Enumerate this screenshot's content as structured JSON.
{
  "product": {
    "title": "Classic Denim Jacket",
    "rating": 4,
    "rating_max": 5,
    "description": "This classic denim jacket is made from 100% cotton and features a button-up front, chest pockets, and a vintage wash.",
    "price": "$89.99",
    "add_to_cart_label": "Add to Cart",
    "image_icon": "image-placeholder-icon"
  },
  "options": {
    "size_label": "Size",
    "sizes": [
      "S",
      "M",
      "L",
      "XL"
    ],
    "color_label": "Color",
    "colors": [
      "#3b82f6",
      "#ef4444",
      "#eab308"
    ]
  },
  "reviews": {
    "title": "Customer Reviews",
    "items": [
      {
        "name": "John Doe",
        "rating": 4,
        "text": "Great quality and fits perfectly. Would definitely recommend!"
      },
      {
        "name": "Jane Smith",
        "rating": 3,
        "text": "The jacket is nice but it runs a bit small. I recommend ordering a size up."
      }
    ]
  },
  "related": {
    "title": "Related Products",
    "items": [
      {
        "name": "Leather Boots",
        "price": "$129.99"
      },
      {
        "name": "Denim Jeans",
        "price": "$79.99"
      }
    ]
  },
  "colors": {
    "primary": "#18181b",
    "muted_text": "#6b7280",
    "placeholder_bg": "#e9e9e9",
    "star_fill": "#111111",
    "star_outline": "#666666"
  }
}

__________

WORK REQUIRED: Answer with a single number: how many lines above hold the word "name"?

RESPONSE: 4